• Task statement
Return all the lines below exactly as written. Drop every picture.

Provided material START

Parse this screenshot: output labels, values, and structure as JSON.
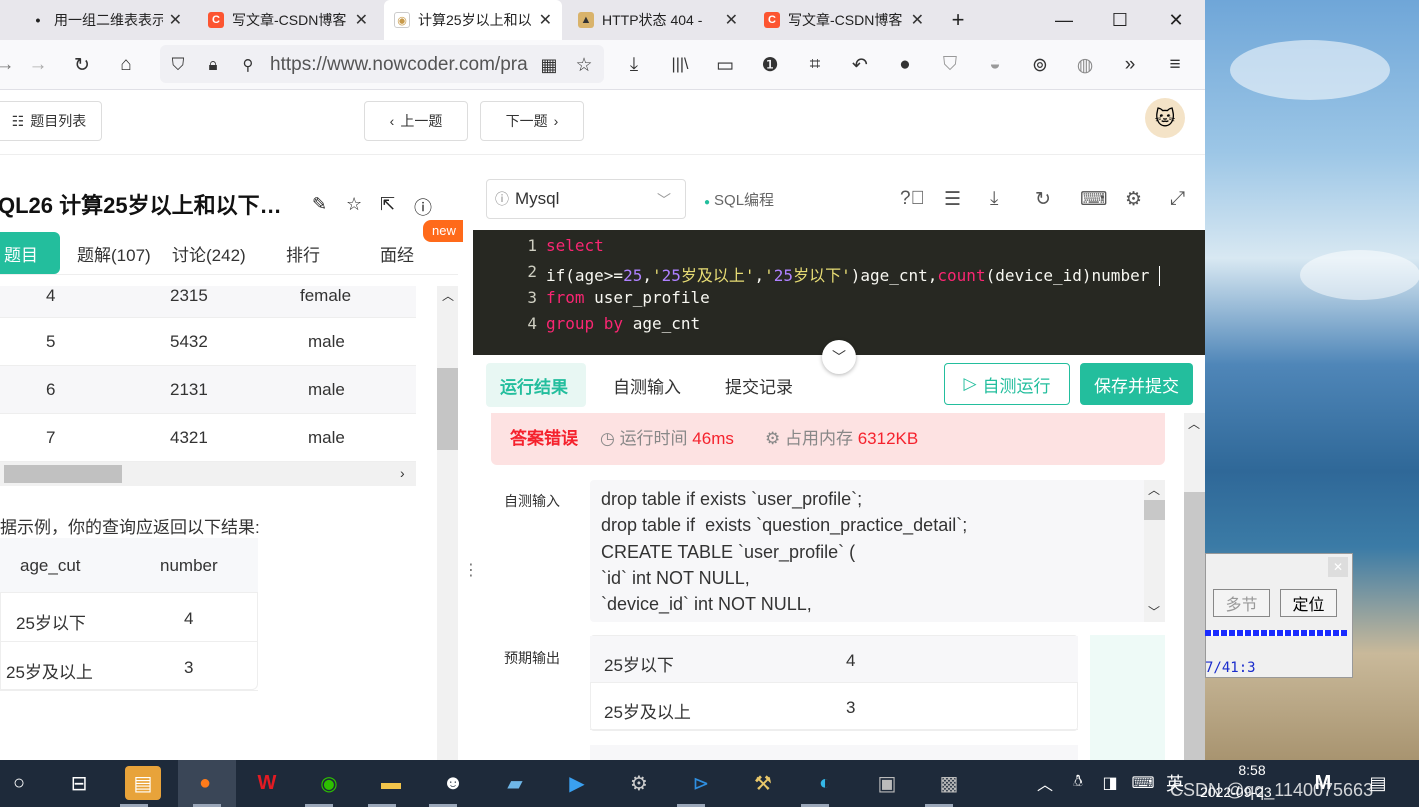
{
  "tabs": [
    {
      "title": "用一组二维表表示",
      "icon": "dot-icon"
    },
    {
      "title": "写文章-CSDN博客",
      "icon": "csdn-icon"
    },
    {
      "title": "计算25岁以上和以",
      "icon": "nowcoder-icon"
    },
    {
      "title": "HTTP状态 404 -",
      "icon": "tomcat-icon"
    },
    {
      "title": "写文章-CSDN博客",
      "icon": "csdn-icon"
    }
  ],
  "url": "https://www.nowcoder.com/pra",
  "header": {
    "list_label": "题目列表",
    "prev_label": "上一题",
    "next_label": "下一题"
  },
  "problem": {
    "title": "QL26  计算25岁以上和以下…",
    "new_badge": "new"
  },
  "left_tabs": [
    "题目",
    "题解(107)",
    "讨论(242)",
    "排行",
    "面经"
  ],
  "sample_rows": [
    {
      "id": "4",
      "device": "2315",
      "gender": "female"
    },
    {
      "id": "5",
      "device": "5432",
      "gender": "male"
    },
    {
      "id": "6",
      "device": "2131",
      "gender": "male"
    },
    {
      "id": "7",
      "device": "4321",
      "gender": "male"
    }
  ],
  "instruction": "据示例，你的查询应返回以下结果:",
  "expected": {
    "headers": [
      "age_cut",
      "number"
    ],
    "rows": [
      [
        "25岁以下",
        "4"
      ],
      [
        "25岁及以上",
        "3"
      ]
    ]
  },
  "editor": {
    "language": "Mysql",
    "mode": "SQL编程",
    "lines": [
      "select",
      "if(age>=25,'25岁及以上','25岁以下')age_cnt,count(device_id)number",
      "from user_profile",
      "group by age_cnt"
    ]
  },
  "result_tabs": [
    "运行结果",
    "自测输入",
    "提交记录"
  ],
  "run_label": "自测运行",
  "submit_label": "保存并提交",
  "result": {
    "status": "答案错误",
    "time_label": "运行时间",
    "time": "46ms",
    "mem_label": "占用内存",
    "mem": "6312KB"
  },
  "input_label": "自测输入",
  "input_lines": [
    "drop table if exists `user_profile`;",
    "drop table if  exists `question_practice_detail`;",
    "CREATE TABLE `user_profile` (",
    "`id` int NOT NULL,",
    "`device_id` int NOT NULL,"
  ],
  "output_label": "预期输出",
  "output_rows": [
    [
      "25岁以下",
      "4"
    ],
    [
      "25岁及以上",
      "3"
    ]
  ],
  "popup": {
    "btn1": "多节",
    "btn2": "定位",
    "text": "7/41:3"
  },
  "tray": {
    "time": "8:58",
    "date": "2022-09-23",
    "ime": "英",
    "watermark": "CSDN @qq_1140075663"
  }
}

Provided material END

• Solution for this task
Parse this screenshot: output labels, values, and structure as JSON.
{
  "tabs": [
    {
      "title": "用一组二维表表示",
      "icon": "dot-icon"
    },
    {
      "title": "写文章-CSDN博客",
      "icon": "csdn-icon"
    },
    {
      "title": "计算25岁以上和以",
      "icon": "nowcoder-icon"
    },
    {
      "title": "HTTP状态 404 -",
      "icon": "tomcat-icon"
    },
    {
      "title": "写文章-CSDN博客",
      "icon": "csdn-icon"
    }
  ],
  "url": "https://www.nowcoder.com/pra",
  "header": {
    "list_label": "题目列表",
    "prev_label": "上一题",
    "next_label": "下一题"
  },
  "problem": {
    "title": "QL26  计算25岁以上和以下…",
    "new_badge": "new"
  },
  "left_tabs": [
    "题目",
    "题解(107)",
    "讨论(242)",
    "排行",
    "面经"
  ],
  "sample_rows": [
    {
      "id": "4",
      "device": "2315",
      "gender": "female"
    },
    {
      "id": "5",
      "device": "5432",
      "gender": "male"
    },
    {
      "id": "6",
      "device": "2131",
      "gender": "male"
    },
    {
      "id": "7",
      "device": "4321",
      "gender": "male"
    }
  ],
  "instruction": "据示例，你的查询应返回以下结果:",
  "expected": {
    "headers": [
      "age_cut",
      "number"
    ],
    "rows": [
      [
        "25岁以下",
        "4"
      ],
      [
        "25岁及以上",
        "3"
      ]
    ]
  },
  "editor": {
    "language": "Mysql",
    "mode": "SQL编程",
    "lines": [
      "select",
      "if(age>=25,'25岁及以上','25岁以下')age_cnt,count(device_id)number",
      "from user_profile",
      "group by age_cnt"
    ]
  },
  "result_tabs": [
    "运行结果",
    "自测输入",
    "提交记录"
  ],
  "run_label": "自测运行",
  "submit_label": "保存并提交",
  "result": {
    "status": "答案错误",
    "time_label": "运行时间",
    "time": "46ms",
    "mem_label": "占用内存",
    "mem": "6312KB"
  },
  "input_label": "自测输入",
  "input_lines": [
    "drop table if exists `user_profile`;",
    "drop table if  exists `question_practice_detail`;",
    "CREATE TABLE `user_profile` (",
    "`id` int NOT NULL,",
    "`device_id` int NOT NULL,"
  ],
  "output_label": "预期输出",
  "output_rows": [
    [
      "25岁以下",
      "4"
    ],
    [
      "25岁及以上",
      "3"
    ]
  ],
  "popup": {
    "btn1": "多节",
    "btn2": "定位",
    "text": "7/41:3"
  },
  "tray": {
    "time": "8:58",
    "date": "2022-09-23",
    "ime": "英",
    "watermark": "CSDN @qq_1140075663"
  }
}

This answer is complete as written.